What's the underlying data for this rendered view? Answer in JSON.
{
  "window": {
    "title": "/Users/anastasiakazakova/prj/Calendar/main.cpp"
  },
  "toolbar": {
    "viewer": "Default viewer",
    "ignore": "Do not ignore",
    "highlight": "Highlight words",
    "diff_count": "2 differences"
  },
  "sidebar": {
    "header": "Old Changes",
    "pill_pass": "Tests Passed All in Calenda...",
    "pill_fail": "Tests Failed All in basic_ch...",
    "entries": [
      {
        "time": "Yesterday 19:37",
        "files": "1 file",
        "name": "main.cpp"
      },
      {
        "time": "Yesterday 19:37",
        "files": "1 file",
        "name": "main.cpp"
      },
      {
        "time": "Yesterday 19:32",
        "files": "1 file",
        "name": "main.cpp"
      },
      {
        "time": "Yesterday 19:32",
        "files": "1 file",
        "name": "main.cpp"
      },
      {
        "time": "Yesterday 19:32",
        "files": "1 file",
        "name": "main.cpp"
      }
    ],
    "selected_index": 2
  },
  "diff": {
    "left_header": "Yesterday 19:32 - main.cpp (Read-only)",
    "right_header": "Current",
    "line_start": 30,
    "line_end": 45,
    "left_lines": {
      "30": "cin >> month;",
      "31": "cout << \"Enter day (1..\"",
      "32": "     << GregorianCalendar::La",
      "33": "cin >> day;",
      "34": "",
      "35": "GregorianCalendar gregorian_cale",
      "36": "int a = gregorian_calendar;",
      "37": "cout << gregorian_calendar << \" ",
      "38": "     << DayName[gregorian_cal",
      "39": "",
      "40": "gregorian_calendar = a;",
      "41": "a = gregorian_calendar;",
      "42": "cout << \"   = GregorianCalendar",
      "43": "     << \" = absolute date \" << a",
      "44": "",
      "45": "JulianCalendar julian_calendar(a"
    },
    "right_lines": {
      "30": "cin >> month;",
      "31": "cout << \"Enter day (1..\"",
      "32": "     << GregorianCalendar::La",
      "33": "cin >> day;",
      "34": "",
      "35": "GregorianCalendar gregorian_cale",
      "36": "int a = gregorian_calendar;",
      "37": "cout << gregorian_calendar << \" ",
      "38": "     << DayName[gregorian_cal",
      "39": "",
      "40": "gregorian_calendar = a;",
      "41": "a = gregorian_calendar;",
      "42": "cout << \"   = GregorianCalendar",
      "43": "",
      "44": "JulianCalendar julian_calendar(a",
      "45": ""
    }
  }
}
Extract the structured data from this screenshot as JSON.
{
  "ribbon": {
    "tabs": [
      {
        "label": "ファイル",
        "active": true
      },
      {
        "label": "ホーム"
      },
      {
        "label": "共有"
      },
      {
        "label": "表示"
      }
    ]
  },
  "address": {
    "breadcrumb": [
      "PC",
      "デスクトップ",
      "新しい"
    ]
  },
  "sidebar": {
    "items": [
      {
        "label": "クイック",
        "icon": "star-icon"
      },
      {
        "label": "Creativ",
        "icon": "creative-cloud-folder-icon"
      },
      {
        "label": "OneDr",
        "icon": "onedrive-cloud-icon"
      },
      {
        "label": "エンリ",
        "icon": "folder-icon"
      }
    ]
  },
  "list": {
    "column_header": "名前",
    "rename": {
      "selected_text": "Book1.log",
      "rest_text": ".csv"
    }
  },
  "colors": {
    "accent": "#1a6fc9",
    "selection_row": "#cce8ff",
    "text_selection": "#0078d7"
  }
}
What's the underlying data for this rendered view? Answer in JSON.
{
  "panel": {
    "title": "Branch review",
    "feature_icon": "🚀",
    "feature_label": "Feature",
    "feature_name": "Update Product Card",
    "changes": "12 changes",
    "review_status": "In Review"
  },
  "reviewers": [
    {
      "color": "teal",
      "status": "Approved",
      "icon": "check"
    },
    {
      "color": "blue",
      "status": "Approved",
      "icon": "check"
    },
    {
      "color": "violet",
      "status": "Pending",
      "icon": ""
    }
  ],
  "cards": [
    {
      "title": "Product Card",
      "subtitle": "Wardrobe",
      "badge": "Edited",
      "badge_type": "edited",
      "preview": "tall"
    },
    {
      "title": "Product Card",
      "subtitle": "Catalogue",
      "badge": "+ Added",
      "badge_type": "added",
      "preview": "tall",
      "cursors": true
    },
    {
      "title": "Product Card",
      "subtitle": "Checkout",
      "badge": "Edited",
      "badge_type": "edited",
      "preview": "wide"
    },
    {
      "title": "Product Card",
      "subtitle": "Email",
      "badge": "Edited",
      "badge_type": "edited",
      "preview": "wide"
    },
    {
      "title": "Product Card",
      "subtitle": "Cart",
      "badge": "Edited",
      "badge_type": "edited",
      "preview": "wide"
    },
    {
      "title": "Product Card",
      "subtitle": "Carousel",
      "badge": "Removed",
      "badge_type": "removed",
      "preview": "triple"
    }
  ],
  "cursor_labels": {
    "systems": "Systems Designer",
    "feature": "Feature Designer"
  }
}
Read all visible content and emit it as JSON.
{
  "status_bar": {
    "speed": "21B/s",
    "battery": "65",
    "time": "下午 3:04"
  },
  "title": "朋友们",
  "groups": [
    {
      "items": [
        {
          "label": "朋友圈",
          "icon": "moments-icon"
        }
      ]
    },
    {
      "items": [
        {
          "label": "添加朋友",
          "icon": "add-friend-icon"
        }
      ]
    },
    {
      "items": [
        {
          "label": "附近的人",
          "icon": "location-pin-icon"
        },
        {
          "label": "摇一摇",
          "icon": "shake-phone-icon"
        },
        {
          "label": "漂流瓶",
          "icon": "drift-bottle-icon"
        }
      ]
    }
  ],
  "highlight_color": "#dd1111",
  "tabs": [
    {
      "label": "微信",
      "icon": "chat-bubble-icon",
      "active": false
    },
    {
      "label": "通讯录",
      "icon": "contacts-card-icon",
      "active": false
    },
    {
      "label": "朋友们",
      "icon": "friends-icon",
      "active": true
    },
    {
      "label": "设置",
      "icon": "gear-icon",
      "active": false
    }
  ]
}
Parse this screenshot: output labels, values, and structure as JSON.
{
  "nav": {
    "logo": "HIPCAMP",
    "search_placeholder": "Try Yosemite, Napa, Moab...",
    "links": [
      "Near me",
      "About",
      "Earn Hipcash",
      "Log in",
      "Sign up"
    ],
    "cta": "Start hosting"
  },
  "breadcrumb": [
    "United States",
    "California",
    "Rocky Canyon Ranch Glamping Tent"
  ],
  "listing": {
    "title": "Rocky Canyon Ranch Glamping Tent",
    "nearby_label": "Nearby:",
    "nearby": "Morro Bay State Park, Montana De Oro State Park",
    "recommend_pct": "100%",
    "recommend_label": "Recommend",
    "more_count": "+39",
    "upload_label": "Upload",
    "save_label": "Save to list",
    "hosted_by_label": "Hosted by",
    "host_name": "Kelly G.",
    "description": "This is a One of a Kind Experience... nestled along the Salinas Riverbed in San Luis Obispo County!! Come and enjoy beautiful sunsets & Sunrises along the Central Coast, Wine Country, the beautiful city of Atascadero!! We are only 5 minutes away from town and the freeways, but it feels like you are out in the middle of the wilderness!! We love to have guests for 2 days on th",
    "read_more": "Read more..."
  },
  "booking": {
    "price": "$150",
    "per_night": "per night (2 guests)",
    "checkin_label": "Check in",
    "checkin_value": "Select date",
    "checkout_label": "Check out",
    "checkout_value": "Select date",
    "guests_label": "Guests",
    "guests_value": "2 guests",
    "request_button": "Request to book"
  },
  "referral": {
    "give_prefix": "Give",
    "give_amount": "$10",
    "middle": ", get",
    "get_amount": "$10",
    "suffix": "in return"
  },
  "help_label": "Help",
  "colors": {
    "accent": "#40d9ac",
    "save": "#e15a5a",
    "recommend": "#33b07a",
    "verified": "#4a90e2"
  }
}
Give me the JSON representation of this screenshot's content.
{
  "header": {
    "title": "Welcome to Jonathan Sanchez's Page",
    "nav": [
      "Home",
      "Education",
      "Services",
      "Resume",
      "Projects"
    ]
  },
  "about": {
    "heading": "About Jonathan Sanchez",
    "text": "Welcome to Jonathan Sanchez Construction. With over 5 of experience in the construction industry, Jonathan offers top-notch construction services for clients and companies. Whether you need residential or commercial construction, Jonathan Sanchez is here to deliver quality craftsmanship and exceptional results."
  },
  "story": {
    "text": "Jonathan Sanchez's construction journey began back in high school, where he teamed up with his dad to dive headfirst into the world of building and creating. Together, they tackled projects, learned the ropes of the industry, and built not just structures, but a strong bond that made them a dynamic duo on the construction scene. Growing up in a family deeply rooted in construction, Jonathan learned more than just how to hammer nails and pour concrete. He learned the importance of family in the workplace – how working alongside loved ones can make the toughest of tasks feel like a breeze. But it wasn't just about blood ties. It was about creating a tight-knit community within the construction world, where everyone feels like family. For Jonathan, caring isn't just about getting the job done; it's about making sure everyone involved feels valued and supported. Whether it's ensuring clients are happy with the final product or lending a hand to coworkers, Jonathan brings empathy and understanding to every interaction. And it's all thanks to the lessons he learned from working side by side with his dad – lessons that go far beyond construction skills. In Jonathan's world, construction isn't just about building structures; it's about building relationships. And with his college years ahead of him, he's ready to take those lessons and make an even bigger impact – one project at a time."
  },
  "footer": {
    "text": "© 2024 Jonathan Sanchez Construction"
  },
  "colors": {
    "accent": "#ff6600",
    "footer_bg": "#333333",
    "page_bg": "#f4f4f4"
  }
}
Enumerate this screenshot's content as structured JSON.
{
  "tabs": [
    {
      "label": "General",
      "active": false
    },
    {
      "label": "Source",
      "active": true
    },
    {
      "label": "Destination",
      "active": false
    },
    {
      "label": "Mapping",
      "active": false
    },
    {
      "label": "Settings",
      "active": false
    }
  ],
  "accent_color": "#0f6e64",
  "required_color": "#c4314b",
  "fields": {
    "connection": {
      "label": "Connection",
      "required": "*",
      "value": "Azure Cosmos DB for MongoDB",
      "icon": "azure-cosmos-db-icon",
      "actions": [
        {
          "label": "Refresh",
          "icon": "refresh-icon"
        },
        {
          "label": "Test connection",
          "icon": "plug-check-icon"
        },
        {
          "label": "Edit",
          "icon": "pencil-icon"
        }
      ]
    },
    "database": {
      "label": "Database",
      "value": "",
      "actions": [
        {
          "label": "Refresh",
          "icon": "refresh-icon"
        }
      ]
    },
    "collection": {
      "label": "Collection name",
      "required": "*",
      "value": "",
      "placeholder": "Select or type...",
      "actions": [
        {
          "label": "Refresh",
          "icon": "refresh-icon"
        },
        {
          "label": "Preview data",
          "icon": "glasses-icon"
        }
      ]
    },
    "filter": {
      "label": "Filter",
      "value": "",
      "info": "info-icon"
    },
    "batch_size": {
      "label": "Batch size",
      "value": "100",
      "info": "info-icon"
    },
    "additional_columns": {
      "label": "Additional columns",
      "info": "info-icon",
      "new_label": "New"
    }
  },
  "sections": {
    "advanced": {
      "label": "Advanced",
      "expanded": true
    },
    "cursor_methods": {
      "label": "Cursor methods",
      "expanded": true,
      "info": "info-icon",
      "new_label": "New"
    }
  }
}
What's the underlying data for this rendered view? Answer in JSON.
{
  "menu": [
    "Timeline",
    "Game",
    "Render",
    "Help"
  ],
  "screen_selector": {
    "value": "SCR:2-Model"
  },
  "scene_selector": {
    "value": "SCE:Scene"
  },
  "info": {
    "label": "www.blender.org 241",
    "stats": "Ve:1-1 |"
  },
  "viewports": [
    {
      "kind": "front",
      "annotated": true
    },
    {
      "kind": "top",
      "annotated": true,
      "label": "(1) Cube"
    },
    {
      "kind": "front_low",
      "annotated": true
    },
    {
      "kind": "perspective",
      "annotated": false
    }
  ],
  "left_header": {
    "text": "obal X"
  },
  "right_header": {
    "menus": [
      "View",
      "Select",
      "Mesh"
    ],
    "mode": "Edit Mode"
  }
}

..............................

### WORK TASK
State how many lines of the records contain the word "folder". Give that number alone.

### SOLUTION TO THIS EXERCISE
2